2017 Graduate Student Travel Award and the Paul R. Pintrich Memorial Award

Participation and support for graduate students has been a strong tradition of the Motivation in Education SIG. As such, the SIG sponsors two awards specifically for graduate student members of the SIG.

You qualify for a student travel award if you: (1) are a current graduate student, (2) are a member of the Motivation in Education SIG, (3) have an accepted presentation (of any kind—paper, poster, roundtable) as part of the Motivation in Education SIG program, and (4) are the first-author on that presentation. The amount of the student travel awards for this year has not been determined yet, but recent awards were around $100.  We hope to match that amount this year.

To apply for the student travel award, simply send an email to Dr. Ellen Usher ( with your name, mailing address, an attached copy of your AERA proposal, and an attached copy of all the reviews you received for your proposal. Award application due date: Friday, February 3, 2017.

The proposals and proposal reviews of Student Travel Award applicants will be reviewed to determine a group of finalists who will be considered for the Paul R. Pintrich Memorial Award. Those finalists will then have their proposals and reviews read by an ad hoc committee of senior SIG members. This committee will select the winner of the 2017 Pintrich Award.  All awards will be disbursed during the SIG business meeting, which all are encouraged to attend.  Please forward this message to students who may be eligible.

AERA 2017-Graduate Student Lunch with a Motivation Researcher Program

SIG Graduate Students- Is there a motivation researcher you have always wanted to meet, or a topic you want to know more about from the experts?
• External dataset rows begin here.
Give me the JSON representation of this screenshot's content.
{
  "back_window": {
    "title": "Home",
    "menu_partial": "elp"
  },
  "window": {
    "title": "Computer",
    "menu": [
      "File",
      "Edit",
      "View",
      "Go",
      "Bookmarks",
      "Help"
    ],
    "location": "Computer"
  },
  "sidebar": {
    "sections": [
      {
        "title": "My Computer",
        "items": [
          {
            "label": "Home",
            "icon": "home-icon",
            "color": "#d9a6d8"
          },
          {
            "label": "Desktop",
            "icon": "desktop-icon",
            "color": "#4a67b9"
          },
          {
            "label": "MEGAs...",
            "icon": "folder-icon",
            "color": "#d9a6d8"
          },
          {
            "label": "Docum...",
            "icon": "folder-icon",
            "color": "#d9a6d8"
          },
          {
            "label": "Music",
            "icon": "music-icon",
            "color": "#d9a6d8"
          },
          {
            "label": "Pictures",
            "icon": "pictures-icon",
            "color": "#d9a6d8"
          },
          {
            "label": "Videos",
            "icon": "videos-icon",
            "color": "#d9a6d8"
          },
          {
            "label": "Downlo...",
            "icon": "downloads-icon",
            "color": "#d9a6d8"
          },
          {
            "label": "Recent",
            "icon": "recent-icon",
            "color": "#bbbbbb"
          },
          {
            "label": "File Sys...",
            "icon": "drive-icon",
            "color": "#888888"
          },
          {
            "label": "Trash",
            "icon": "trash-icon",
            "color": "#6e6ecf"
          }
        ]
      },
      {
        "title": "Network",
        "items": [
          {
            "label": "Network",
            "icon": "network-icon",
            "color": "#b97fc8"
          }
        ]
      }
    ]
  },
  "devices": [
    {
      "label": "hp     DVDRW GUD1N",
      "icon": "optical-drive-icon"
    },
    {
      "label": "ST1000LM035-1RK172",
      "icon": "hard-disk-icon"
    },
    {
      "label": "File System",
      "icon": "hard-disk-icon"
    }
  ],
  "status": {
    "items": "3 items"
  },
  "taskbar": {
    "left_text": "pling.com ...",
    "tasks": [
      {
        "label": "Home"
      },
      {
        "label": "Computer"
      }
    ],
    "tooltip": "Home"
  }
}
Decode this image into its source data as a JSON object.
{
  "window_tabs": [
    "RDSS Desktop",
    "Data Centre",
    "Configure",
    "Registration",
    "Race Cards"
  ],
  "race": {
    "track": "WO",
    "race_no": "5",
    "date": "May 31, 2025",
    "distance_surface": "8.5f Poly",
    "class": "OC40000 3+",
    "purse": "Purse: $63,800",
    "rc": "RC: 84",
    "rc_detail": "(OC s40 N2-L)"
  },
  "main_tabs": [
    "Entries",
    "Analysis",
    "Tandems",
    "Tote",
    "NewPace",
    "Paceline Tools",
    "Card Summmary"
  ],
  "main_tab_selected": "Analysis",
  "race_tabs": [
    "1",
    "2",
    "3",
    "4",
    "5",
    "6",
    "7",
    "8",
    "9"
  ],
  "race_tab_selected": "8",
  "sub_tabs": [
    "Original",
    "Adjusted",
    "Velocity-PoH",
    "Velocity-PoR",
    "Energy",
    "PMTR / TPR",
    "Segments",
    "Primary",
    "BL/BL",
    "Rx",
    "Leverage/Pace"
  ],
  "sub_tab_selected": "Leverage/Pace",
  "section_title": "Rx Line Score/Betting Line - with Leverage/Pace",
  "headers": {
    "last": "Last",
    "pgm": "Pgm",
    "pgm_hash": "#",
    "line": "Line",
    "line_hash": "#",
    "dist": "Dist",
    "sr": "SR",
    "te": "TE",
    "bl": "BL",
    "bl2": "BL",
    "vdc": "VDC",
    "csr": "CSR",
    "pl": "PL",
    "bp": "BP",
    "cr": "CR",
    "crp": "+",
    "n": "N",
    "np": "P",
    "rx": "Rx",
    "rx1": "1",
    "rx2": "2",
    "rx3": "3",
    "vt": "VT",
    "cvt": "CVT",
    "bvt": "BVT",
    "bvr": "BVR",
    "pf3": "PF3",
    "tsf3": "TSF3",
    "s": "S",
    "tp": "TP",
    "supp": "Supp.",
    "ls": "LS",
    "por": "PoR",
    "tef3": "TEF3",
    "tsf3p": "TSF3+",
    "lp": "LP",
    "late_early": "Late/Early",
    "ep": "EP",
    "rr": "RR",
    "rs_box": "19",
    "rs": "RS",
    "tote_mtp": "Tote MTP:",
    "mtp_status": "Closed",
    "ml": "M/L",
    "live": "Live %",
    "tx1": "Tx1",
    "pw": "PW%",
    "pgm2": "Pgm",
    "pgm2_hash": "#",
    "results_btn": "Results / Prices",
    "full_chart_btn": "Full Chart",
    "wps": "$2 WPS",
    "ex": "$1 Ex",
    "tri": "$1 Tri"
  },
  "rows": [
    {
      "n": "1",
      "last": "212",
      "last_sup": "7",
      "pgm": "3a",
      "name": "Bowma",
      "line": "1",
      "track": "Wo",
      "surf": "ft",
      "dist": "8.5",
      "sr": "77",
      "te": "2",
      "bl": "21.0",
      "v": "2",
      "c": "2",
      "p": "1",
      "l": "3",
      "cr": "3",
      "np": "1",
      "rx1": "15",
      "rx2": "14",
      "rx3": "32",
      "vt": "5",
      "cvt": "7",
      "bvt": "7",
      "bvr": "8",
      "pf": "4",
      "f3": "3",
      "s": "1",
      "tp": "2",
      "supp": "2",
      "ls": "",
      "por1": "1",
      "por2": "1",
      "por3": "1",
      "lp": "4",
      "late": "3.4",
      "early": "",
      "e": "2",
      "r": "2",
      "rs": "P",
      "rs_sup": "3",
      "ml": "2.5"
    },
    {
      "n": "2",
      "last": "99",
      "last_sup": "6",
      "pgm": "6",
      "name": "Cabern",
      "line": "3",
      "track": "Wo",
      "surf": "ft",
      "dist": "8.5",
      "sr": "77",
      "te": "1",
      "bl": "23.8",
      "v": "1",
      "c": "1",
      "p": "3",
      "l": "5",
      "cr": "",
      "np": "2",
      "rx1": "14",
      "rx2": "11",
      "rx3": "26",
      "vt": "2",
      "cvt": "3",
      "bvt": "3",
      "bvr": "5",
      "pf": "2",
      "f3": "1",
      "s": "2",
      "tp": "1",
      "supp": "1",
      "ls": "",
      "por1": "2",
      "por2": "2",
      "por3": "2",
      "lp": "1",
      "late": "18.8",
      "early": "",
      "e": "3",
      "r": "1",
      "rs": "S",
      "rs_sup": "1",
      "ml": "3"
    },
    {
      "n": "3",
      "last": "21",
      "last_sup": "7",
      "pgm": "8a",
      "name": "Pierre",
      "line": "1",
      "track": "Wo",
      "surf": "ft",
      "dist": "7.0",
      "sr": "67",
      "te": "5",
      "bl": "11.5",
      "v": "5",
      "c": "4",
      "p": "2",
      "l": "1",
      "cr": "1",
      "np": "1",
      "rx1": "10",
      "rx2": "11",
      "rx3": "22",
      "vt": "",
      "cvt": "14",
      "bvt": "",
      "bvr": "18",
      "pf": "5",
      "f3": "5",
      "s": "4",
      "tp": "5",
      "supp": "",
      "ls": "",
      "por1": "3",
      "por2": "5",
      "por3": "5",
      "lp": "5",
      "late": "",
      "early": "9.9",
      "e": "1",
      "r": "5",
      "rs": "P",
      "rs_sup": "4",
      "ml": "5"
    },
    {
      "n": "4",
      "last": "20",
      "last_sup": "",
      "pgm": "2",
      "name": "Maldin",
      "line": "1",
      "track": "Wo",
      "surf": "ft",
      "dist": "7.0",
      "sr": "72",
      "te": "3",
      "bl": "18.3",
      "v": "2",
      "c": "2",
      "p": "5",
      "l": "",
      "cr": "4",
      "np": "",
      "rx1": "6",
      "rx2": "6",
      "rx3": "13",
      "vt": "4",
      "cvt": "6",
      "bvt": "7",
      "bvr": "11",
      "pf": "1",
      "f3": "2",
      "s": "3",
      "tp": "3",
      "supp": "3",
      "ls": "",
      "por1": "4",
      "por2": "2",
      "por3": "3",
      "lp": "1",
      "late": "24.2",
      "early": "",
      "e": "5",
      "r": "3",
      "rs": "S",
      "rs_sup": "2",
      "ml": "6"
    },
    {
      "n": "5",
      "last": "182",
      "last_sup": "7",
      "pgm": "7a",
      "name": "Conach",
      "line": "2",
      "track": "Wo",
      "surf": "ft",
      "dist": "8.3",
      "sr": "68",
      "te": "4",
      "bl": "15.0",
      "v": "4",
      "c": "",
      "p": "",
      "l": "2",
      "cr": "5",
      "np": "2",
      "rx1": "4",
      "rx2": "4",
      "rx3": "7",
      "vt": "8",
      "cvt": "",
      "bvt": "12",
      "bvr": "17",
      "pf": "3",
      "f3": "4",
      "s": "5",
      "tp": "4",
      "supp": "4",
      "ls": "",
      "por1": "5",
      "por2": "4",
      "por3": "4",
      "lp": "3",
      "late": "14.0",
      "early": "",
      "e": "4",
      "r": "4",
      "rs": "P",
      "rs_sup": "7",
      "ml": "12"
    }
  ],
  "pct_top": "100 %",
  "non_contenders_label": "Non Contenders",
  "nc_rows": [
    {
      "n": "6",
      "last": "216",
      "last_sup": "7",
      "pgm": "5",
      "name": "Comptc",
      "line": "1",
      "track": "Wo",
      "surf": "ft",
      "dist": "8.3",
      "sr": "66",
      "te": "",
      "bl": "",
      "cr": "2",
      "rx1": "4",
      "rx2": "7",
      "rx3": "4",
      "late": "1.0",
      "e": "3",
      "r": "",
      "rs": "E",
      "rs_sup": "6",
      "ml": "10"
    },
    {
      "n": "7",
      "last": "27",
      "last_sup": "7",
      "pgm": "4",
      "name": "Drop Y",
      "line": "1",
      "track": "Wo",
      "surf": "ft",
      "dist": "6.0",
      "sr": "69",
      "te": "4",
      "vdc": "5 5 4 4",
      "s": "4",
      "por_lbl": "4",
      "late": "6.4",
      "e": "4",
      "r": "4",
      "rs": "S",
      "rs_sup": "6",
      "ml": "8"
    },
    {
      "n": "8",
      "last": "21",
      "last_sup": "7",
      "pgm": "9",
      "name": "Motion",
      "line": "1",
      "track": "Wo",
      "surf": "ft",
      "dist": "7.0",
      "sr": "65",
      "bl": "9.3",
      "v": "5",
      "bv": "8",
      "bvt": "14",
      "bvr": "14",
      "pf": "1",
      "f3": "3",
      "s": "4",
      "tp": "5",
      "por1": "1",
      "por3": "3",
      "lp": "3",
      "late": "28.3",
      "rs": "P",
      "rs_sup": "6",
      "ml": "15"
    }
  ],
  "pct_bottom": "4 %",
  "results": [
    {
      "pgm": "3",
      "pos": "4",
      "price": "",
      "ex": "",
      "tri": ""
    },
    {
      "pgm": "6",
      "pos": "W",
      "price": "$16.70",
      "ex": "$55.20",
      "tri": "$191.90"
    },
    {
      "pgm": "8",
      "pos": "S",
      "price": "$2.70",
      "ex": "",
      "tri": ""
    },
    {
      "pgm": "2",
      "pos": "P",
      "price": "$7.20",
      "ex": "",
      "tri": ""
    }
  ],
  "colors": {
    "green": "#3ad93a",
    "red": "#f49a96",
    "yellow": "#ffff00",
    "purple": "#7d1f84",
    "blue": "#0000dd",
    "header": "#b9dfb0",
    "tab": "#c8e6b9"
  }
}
We are soliciting nominations for the annual Lunch with a Motivation Researcher Program to be held at AERA. Each year, the SIG Graduate Student Committee coordinates lunches between faculty members and graduate students so that they can meet and discuss mutual research interests. We choose faculty based on student votes, so please let us know whom you’d like us to invite! To submit a nomination, please take one minute to complete this very short nomination form.

If you don’t have a specific professor in mind, you can also submit ideas of topics you’d like to discuss at a lunch.

Please complete the survey by January 31. If you have any questions you can e-mail Emily Rosenzweig at

AERA 2017 MotSIG Program Draft

We are excited to share with you a draft version of our 2017 AERA MotSIG program. Among the exciting presentations will be an invited talk by Dr. Judy Harackiewicz and a theory-specific symposium entitled, “Motivation Theory Yesterday, Today, and Tomorrow: Reflections of Founders and Descendants.” Please peruse all topics and presenters on the program. Presentation time slots and locations will be released by AERA in February.